On the other hand, young men of my acquaintance who were in the habit of voluntarily placing themselves under the influence of alcohol had often surprised me with a recital of their strange adventures. The mind may be impaired by alcohol, I mused, but withal it may be pleasantly impaired. Personal experience appeared to me to be the only satisfactory means to the resolution of my doubts. Knowing it was my first one, I quietly fingered the butt of my glass before I raised it. Lightly I subjected myself to an inward interrogation.
Nature of interrogation: Who are my future cronies, where our mad carousals? What neat repast shall feast us light and choice of Attic taste with wine whence we may rise to hear the lute well touched or artful voice warble immortal notes or Tuscan air? What mad pursuit? What pipes and timbrels? What wild ecstasy?
Here’s to your health, said Kelly. Good luck, I said. The porter was sour to the palate, but viscid, potent. Kelly made a long noise as if releasing air from his interior. I looked at him from the corner of my eye and said: You can’t beat a good pint. He leaned over and put his face close to me in an earnest manner. Do you know what I am going to tell you, he said with his wry mouth, a pint of plain is your only man. Notwithstanding this eulogy, I soon found that the mass of plain porter bears an unsatisfactory relation to its toxic content and I became subsequently addicted to brown stout in a bottle, a drink which still remains the one that I prefer the most despite the painful and blinding fits of vomiting which a plurality of bottles has often induced in me.

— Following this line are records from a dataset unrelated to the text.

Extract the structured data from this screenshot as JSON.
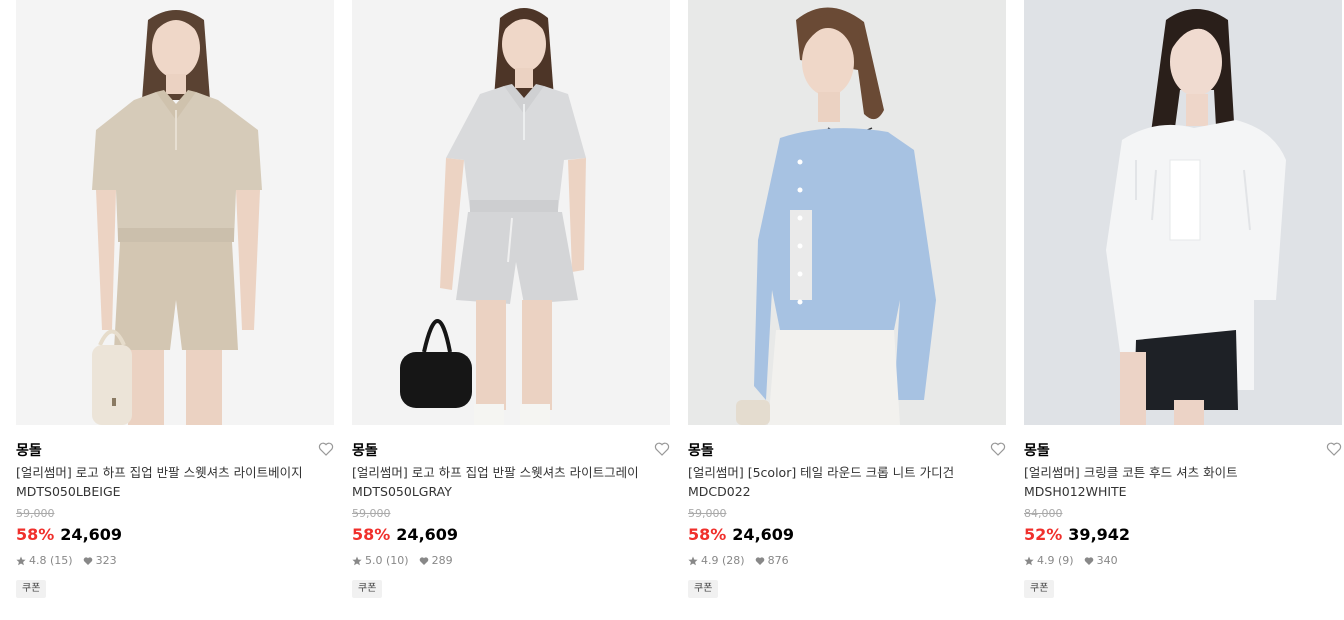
{
  "products": [
    {
      "brand": "몽돌",
      "title": "[얼리썸머] 로고 하프 집업 반팔 스웻셔츠 라이트베이지",
      "code": "MDTS050LBEIGE",
      "original_price": "59,000",
      "discount": "58%",
      "price": "24,609",
      "rating": "4.8",
      "reviews": "(15)",
      "likes": "323",
      "coupon": "쿠폰",
      "image": {
        "background": "#f4f4f4",
        "top_color": "#d6cbb9",
        "bottom_color": "#d3c6b2",
        "hair": "#5a4232",
        "accessory": "handbag-beige"
      }
    },
    {
      "brand": "몽돌",
      "title": "[얼리썸머] 로고 하프 집업 반팔 스웻셔츠 라이트그레이",
      "code": "MDTS050LGRAY",
      "original_price": "59,000",
      "discount": "58%",
      "price": "24,609",
      "rating": "5.0",
      "reviews": "(10)",
      "likes": "289",
      "coupon": "쿠폰",
      "image": {
        "background": "#f3f3f3",
        "top_color": "#d9dadc",
        "bottom_color": "#d4d5d7",
        "hair": "#4d3527",
        "accessory": "handbag-black"
      }
    },
    {
      "brand": "몽돌",
      "title": "[얼리썸머] [5color] 테일 라운드 크롭 니트 가디건",
      "code": "MDCD022",
      "original_price": "59,000",
      "discount": "58%",
      "price": "24,609",
      "rating": "4.9",
      "reviews": "(28)",
      "likes": "876",
      "coupon": "쿠폰",
      "image": {
        "background": "#e8e9e8",
        "top_color": "#a7c2e2",
        "bottom_color": "#f2f1ee",
        "hair": "#6a4a35",
        "accessory": "clutch"
      }
    },
    {
      "brand": "몽돌",
      "title": "[얼리썸머] 크링클 코튼 후드 셔츠 화이트",
      "code": "MDSH012WHITE",
      "original_price": "84,000",
      "discount": "52%",
      "price": "39,942",
      "rating": "4.9",
      "reviews": "(9)",
      "likes": "340",
      "coupon": "쿠폰",
      "image": {
        "background": "#dfe2e6",
        "top_color": "#f4f5f6",
        "bottom_color": "#1e2126",
        "hair": "#2a1f1a",
        "accessory": "none"
      }
    }
  ]
}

I proceeded home one evening in October after leaving a gallon of half-digested porter on the floor of a public-house in Parnell Street and put myself with considerable difficulty into bed, where I remained for three days on the pretence of a chill. I was compelled to secrete my suit beneath the mattress because it was offensive to at least two of the senses and bore an explanation of my illness contrary to that already advanced.
The two senses referred to: Vision, smell.